Now, I happen to agree with his point, and I certainly acknowledge that Iraq's borders, drawn by the British as part of an attempt to create balanced powers in the region, without regard to internal tensions, create a large measure of the problems (ahem, oil, Israel). BUT, how can anyone argue that Germany had a "substantially democratic" form of government. Yes, of course, the Weimar Republic was a democracy of sorts, and this statement is literally accurate, but it misses the point entirely. One of the major forces leading to the rise of Hitler in Germany was a nation unused to the form and function of democracy.
It is helpful to recall that the nation of Germany was very young in 1933, having been officially formed in, IIRC, 1877, basically by the force of the strong Prussian kingdom assimilating the other Germanic central European states of the former Holy Roman Empire. This basically Prussian state was ruled by autocrats, such as Otto von Bismarck and Kaiser Wilhelm, until WWI. After the war, the Western Powers (Britain and France, principally) forced an arduous and destabilizing peace on the Central Powers (Germany and Austria-Hungary, but principally Germany). This peace included the dissolution of the Kaiser's government and the establishment of the Weimar Republic. So, when Hitler came to power in 1933, democracy had "flourished" in Germany for all of 14 years. Additionally, the Weimar Republic was not nearly as homogenous as Mr. Yablow is suggesting. Political and social factions in Germany made for substantial potential for internal strife. It was largely economic impoverishment, lost national pride, and factional politics that allowed for the rise of fascism in Germany (and Italy, for that matter)

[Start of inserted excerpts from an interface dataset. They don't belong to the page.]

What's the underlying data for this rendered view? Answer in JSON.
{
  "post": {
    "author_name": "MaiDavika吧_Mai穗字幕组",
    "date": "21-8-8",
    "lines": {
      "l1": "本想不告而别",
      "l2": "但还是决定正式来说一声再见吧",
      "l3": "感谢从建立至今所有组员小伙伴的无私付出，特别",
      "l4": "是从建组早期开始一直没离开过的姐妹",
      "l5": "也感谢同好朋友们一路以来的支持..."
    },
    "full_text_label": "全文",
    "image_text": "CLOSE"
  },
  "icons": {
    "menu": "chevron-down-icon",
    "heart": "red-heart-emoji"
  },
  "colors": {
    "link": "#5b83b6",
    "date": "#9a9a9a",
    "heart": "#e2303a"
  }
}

As I said, I agree with Mr. Yablow's point, but the main reasons post-WWII Germany is different are money and troops.
In the words of Mr. Yablow's letter, he needs to read a few (more)history books.